> [RECORDS PROVIDED]
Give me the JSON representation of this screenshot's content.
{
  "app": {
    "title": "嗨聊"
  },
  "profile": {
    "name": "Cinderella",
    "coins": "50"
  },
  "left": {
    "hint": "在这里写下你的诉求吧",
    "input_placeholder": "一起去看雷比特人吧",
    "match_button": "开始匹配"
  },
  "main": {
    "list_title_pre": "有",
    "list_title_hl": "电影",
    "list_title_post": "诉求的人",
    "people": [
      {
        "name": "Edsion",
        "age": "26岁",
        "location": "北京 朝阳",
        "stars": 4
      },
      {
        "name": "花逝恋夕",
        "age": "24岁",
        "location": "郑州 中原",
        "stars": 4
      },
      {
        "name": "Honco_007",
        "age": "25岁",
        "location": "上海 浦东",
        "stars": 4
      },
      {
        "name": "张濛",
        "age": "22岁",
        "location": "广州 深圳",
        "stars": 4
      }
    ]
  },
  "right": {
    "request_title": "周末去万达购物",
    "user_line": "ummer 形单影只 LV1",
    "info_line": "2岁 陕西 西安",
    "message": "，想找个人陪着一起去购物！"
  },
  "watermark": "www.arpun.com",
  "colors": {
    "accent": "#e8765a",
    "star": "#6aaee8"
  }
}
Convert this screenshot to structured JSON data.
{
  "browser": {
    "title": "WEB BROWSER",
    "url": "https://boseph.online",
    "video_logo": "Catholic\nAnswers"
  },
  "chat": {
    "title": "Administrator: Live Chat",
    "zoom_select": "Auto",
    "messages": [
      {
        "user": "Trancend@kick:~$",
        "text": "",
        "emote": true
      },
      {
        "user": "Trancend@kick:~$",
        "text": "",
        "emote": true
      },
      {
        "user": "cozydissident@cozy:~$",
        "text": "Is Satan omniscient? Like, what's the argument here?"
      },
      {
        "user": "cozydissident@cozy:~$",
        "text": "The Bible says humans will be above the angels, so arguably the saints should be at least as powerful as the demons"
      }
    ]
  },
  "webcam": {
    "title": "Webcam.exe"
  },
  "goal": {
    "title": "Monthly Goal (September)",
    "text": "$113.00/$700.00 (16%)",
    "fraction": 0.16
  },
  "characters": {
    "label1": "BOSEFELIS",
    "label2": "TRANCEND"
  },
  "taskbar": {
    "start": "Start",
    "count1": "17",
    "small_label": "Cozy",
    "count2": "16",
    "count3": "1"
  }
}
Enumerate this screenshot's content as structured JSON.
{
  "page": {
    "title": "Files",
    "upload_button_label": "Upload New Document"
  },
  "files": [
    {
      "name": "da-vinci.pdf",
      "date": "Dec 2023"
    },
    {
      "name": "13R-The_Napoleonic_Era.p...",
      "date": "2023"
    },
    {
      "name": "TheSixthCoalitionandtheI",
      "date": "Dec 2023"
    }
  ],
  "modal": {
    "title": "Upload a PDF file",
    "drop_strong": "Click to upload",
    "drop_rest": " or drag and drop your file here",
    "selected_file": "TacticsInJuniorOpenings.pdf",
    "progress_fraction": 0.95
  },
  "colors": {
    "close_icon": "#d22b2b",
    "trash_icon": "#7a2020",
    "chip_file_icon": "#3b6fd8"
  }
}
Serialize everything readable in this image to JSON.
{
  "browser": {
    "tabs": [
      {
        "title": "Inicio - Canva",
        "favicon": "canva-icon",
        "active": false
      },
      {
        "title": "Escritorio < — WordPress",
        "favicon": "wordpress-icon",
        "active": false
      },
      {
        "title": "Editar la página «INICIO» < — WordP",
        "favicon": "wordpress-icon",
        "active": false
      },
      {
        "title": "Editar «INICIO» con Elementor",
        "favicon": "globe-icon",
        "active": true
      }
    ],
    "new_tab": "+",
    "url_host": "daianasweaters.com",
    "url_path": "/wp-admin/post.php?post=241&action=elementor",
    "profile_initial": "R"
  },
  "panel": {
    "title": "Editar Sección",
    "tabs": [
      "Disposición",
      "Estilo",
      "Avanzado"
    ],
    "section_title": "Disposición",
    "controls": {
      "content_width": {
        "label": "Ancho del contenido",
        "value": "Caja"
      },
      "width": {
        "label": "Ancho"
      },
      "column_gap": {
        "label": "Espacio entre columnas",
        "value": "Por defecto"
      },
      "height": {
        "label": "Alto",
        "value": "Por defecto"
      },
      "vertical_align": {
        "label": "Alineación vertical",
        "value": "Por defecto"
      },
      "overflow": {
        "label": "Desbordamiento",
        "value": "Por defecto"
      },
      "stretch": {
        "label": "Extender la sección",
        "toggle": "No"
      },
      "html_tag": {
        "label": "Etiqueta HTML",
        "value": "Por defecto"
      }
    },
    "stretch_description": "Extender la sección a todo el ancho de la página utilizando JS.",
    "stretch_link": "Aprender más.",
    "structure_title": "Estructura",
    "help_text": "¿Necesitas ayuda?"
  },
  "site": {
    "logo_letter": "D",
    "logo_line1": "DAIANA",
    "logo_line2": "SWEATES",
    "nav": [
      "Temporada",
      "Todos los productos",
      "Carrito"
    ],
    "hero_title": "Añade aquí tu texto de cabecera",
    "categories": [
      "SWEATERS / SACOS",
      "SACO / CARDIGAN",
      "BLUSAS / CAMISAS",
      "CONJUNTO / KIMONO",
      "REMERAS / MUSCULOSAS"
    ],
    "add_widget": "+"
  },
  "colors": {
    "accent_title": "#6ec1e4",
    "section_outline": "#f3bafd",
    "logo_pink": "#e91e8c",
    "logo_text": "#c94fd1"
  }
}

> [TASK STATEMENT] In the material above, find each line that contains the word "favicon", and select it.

> [SOLUTION]
        "favicon": "canva-icon",
        "favicon": "wordpress-icon",
        "favicon": "wordpress-icon",
        "favicon": "globe-icon",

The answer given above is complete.